THE energy crisis has reflected negatively on the national economy besides badly affecting people. In addition to becoming a nuisance during the work day, the duration of loadshedding increases instead of decreasing on weekly holidays. On the one hand, Pepco talks of ending unannounced loadshedding and on the other, it is cutting power supplies for 12 to 16 hours.
It is said that power production is much less than the demand, and the completion of the on-going projects will take time. But an increase in the annual power demand and its lower production has become a permanent problem. Pakistan has immense resources for power generation, such as water, sunlight and coal. …
Dr Samar Mubarakmand offered some time ago that if given funds, he can produce 50,000MW of power every day.
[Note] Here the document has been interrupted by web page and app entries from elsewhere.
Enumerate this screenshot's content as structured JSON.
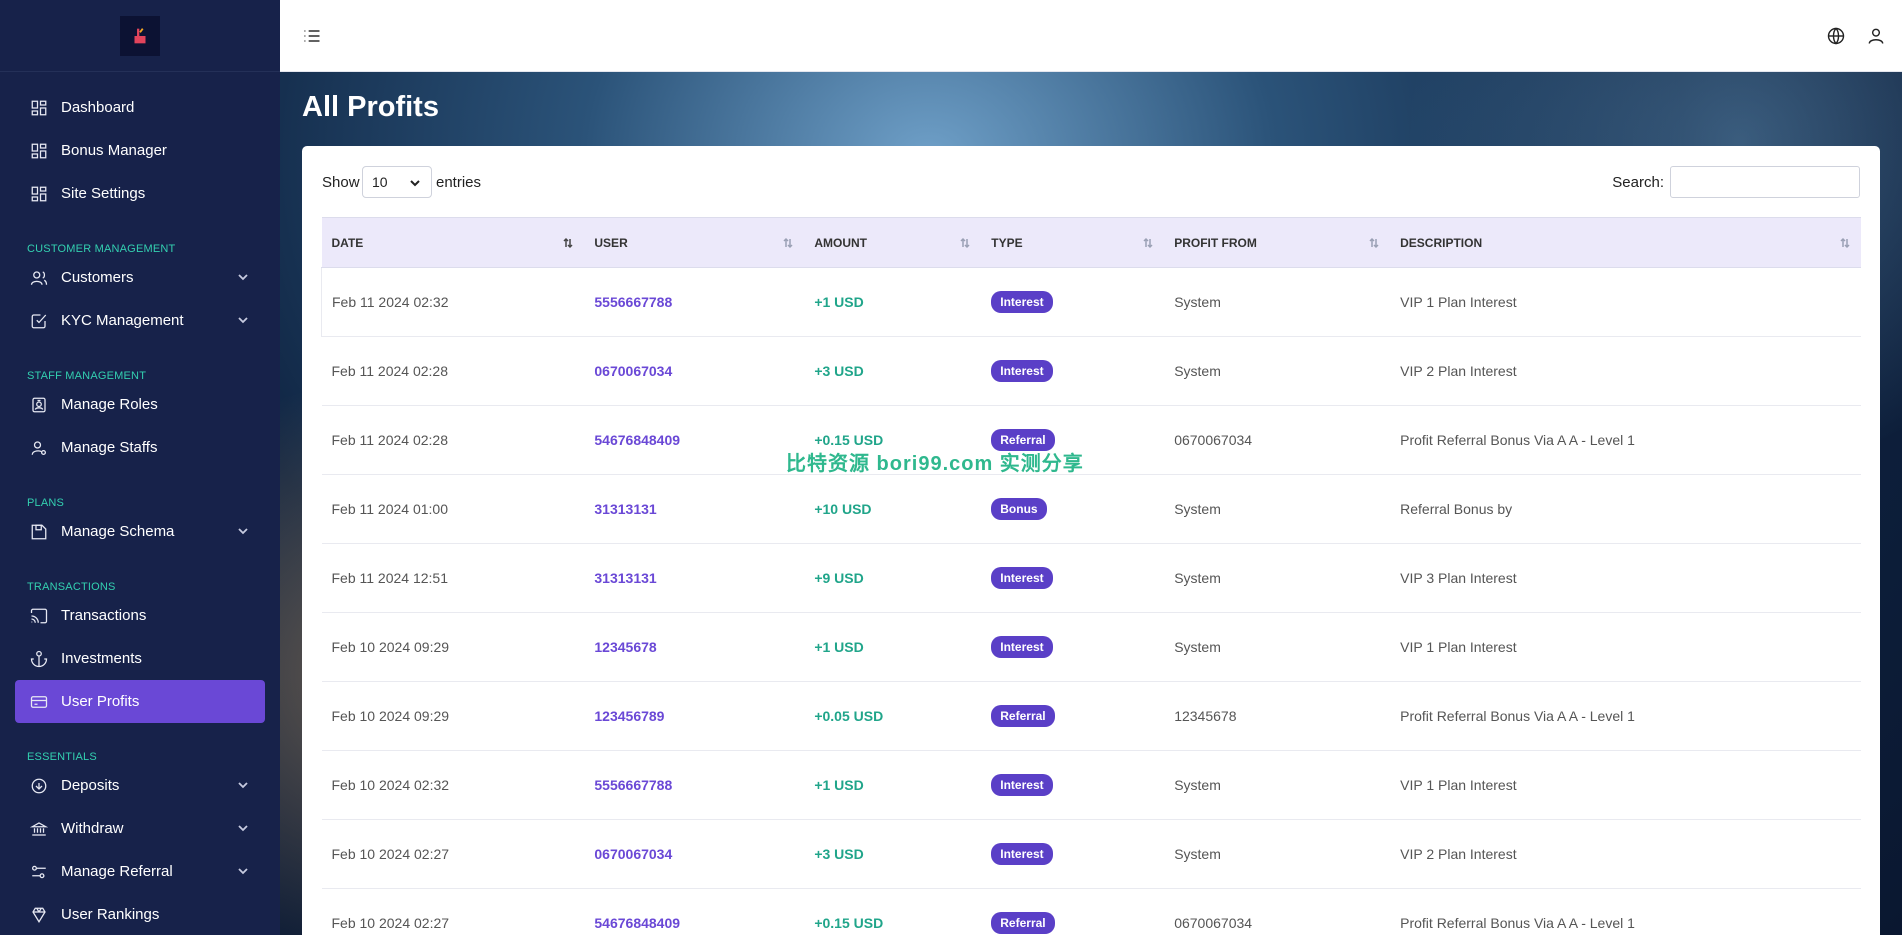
{
  "sidebar": {
    "items": [
      {
        "type": "item",
        "label": "Dashboard",
        "icon": "dashboard-icon"
      },
      {
        "type": "item",
        "label": "Bonus Manager",
        "icon": "dashboard-icon"
      },
      {
        "type": "item",
        "label": "Site Settings",
        "icon": "dashboard-icon"
      },
      {
        "type": "section",
        "label": "CUSTOMER MANAGEMENT"
      },
      {
        "type": "item",
        "label": "Customers",
        "icon": "users-icon",
        "chevron": true
      },
      {
        "type": "item",
        "label": "KYC Management",
        "icon": "checkbox-icon",
        "chevron": true
      },
      {
        "type": "section",
        "label": "STAFF MANAGEMENT"
      },
      {
        "type": "item",
        "label": "Manage Roles",
        "icon": "id-badge-icon"
      },
      {
        "type": "item",
        "label": "Manage Staffs",
        "icon": "user-cog-icon"
      },
      {
        "type": "section",
        "label": "PLANS"
      },
      {
        "type": "item",
        "label": "Manage Schema",
        "icon": "save-icon",
        "chevron": true
      },
      {
        "type": "section",
        "label": "TRANSACTIONS"
      },
      {
        "type": "item",
        "label": "Transactions",
        "icon": "cast-icon"
      },
      {
        "type": "item",
        "label": "Investments",
        "icon": "anchor-icon"
      },
      {
        "type": "item",
        "label": "User Profits",
        "icon": "credit-card-icon",
        "active": true
      },
      {
        "type": "section",
        "label": "ESSENTIALS"
      },
      {
        "type": "item",
        "label": "Deposits",
        "icon": "arrow-down-circle-icon",
        "chevron": true
      },
      {
        "type": "item",
        "label": "Withdraw",
        "icon": "bank-icon",
        "chevron": true
      },
      {
        "type": "item",
        "label": "Manage Referral",
        "icon": "sliders-icon",
        "chevron": true
      },
      {
        "type": "item",
        "label": "User Rankings",
        "icon": "award-icon"
      }
    ]
  },
  "page": {
    "title": "All Profits"
  },
  "controls": {
    "show_label": "Show",
    "entries_value": "10",
    "entries_label": "entries",
    "search_label": "Search:",
    "search_value": ""
  },
  "table": {
    "columns": [
      "DATE",
      "USER",
      "AMOUNT",
      "TYPE",
      "PROFIT FROM",
      "DESCRIPTION"
    ],
    "rows": [
      {
        "date": "Feb 11 2024 02:32",
        "user": "5556667788",
        "amount": "+1 USD",
        "type": "Interest",
        "from": "System",
        "desc": "VIP 1 Plan Interest"
      },
      {
        "date": "Feb 11 2024 02:28",
        "user": "0670067034",
        "amount": "+3 USD",
        "type": "Interest",
        "from": "System",
        "desc": "VIP 2 Plan Interest"
      },
      {
        "date": "Feb 11 2024 02:28",
        "user": "54676848409",
        "amount": "+0.15 USD",
        "type": "Referral",
        "from": "0670067034",
        "desc": "Profit Referral Bonus Via A A - Level 1"
      },
      {
        "date": "Feb 11 2024 01:00",
        "user": "31313131",
        "amount": "+10 USD",
        "type": "Bonus",
        "from": "System",
        "desc": "Referral Bonus by"
      },
      {
        "date": "Feb 11 2024 12:51",
        "user": "31313131",
        "amount": "+9 USD",
        "type": "Interest",
        "from": "System",
        "desc": "VIP 3 Plan Interest"
      },
      {
        "date": "Feb 10 2024 09:29",
        "user": "12345678",
        "amount": "+1 USD",
        "type": "Interest",
        "from": "System",
        "desc": "VIP 1 Plan Interest"
      },
      {
        "date": "Feb 10 2024 09:29",
        "user": "123456789",
        "amount": "+0.05 USD",
        "type": "Referral",
        "from": "12345678",
        "desc": "Profit Referral Bonus Via A A - Level 1"
      },
      {
        "date": "Feb 10 2024 02:32",
        "user": "5556667788",
        "amount": "+1 USD",
        "type": "Interest",
        "from": "System",
        "desc": "VIP 1 Plan Interest"
      },
      {
        "date": "Feb 10 2024 02:27",
        "user": "0670067034",
        "amount": "+3 USD",
        "type": "Interest",
        "from": "System",
        "desc": "VIP 2 Plan Interest"
      },
      {
        "date": "Feb 10 2024 02:27",
        "user": "54676848409",
        "amount": "+0.15 USD",
        "type": "Referral",
        "from": "0670067034",
        "desc": "Profit Referral Bonus Via A A - Level 1"
      }
    ]
  },
  "watermark": "比特资源 bori99.com 实测分享",
  "colors": {
    "sidebar_bg": "#17224a",
    "accent": "#6a48d6",
    "section_label": "#33d0b0",
    "amount_green": "#20a58a",
    "badge_bg": "#5a3fc7"
  }
}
His landmark offer is very important for the national economy. But because of bureaucratic red tape, there has been no motion towards the immediate release of funds or their allocation in the budget for the purpose.
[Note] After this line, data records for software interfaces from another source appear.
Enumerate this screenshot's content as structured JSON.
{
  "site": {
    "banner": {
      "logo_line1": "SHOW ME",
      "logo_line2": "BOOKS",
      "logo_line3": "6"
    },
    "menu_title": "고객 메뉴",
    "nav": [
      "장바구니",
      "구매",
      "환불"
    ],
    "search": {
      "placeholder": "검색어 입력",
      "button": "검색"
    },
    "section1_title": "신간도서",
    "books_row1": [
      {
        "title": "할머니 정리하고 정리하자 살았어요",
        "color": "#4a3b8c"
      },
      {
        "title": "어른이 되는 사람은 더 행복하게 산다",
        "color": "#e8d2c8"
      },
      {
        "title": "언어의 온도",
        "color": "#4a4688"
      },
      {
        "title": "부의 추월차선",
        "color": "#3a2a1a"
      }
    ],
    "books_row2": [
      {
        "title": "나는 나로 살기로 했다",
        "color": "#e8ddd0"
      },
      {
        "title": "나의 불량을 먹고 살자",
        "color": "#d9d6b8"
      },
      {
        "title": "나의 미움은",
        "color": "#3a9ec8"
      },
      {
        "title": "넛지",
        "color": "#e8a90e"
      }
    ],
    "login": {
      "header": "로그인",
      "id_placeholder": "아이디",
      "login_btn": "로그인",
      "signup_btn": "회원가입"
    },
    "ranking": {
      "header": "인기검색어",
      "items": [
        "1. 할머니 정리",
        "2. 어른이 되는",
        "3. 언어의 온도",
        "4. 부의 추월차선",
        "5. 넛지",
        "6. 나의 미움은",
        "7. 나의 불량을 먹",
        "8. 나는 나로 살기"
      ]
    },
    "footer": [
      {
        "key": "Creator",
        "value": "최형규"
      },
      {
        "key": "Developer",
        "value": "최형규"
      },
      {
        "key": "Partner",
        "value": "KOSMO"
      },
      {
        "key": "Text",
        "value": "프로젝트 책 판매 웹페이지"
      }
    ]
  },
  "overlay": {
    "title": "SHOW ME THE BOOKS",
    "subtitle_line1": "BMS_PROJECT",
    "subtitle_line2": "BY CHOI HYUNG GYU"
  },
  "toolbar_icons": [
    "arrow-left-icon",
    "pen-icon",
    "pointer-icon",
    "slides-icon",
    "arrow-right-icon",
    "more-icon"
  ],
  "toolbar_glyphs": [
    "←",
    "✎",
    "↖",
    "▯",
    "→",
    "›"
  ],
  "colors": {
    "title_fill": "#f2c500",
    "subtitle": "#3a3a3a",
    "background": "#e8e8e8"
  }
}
The federal government has now decided to continue with the Thar coal project, and agreed to release funds for it. It is also being said that Sindh will handle the administrative matters of the project. Soon, eight to 10MW of power would be produced. And in the next phase the figure is to be taken to 100MW. The projects’ capacity would be built up gradually, producing not just power but also gas, diesel and ammonia. It is being said that Rs 900m each will be released in the first halves of the fiscal years 2012-13 and 2013-14.
The government must pay full attention to all the projects it has started to produce power through natural resources. It has launched wind and solar energy projects which will start delivering in the coming years. As far as the bureaucracy is concerned, it must be kept at bay from these projects and all related decisions should be taken in consultation with the people’s representatives.—(May 31)
Selected and translated by Intikhab Hanif.